▸ Work instruction
Go through the data below and copy each line that includes "六公主竖屏上新".

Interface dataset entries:
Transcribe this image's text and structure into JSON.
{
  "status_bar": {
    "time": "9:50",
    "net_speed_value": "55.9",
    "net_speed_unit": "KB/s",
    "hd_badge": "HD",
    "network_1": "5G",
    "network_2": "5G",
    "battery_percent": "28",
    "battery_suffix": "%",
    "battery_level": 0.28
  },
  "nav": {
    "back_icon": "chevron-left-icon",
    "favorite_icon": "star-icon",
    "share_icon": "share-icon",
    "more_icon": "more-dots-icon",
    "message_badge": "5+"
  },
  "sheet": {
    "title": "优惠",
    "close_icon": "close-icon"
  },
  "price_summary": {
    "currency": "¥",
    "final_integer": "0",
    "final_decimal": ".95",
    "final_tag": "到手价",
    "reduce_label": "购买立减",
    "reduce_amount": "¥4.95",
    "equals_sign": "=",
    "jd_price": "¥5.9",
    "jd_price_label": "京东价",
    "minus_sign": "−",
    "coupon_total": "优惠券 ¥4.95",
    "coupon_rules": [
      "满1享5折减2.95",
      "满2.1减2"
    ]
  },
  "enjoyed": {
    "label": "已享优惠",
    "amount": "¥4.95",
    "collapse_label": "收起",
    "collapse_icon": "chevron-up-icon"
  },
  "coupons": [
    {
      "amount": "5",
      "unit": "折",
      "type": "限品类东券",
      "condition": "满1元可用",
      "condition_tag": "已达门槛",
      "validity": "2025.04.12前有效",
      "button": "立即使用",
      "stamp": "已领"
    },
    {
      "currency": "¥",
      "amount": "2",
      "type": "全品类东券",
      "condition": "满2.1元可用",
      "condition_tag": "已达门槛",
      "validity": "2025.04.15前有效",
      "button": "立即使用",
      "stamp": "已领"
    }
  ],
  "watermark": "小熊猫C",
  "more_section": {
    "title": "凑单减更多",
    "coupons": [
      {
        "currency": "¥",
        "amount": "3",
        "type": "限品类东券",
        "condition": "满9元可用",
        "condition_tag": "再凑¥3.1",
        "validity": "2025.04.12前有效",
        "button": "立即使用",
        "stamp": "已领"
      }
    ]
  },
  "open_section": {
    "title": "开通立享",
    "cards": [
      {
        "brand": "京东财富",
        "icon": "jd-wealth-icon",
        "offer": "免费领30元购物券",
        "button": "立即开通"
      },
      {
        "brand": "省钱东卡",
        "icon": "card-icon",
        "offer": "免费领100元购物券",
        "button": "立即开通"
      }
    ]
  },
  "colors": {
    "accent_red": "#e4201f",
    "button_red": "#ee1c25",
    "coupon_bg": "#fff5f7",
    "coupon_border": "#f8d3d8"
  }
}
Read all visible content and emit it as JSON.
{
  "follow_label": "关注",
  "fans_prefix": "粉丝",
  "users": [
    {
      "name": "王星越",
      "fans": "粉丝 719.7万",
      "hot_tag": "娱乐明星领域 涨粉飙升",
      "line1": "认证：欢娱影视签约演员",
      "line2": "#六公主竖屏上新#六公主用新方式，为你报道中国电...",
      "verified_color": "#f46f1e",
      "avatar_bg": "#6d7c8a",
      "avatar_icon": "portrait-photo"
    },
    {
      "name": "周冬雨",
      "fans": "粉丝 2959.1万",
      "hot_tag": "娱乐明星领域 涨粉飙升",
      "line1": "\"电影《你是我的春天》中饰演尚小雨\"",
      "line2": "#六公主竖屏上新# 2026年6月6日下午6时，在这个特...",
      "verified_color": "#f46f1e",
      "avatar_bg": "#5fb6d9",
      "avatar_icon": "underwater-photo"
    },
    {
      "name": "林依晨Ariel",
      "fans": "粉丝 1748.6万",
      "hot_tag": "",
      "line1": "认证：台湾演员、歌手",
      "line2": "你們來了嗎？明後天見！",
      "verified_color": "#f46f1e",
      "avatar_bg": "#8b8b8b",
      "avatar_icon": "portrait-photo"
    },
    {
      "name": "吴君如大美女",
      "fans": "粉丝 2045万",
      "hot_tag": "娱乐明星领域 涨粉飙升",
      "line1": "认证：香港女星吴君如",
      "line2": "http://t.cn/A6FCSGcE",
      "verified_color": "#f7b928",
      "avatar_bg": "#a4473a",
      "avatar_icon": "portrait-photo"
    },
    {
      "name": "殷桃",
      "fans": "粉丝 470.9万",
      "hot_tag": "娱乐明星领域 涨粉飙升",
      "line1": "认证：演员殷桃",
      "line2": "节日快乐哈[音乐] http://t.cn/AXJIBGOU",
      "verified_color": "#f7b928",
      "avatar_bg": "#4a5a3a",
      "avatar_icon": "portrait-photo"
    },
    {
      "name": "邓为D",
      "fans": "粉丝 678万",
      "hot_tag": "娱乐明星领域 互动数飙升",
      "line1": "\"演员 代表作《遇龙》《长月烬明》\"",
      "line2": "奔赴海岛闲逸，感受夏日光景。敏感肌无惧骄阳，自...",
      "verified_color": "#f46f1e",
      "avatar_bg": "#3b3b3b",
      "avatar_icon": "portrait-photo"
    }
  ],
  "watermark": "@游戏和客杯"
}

▸ Completed exercise
      "line2": "#六公主竖屏上新#六公主用新方式，为你报道中国电...",
      "line2": "#六公主竖屏上新# 2026年6月6日下午6时，在这个特...",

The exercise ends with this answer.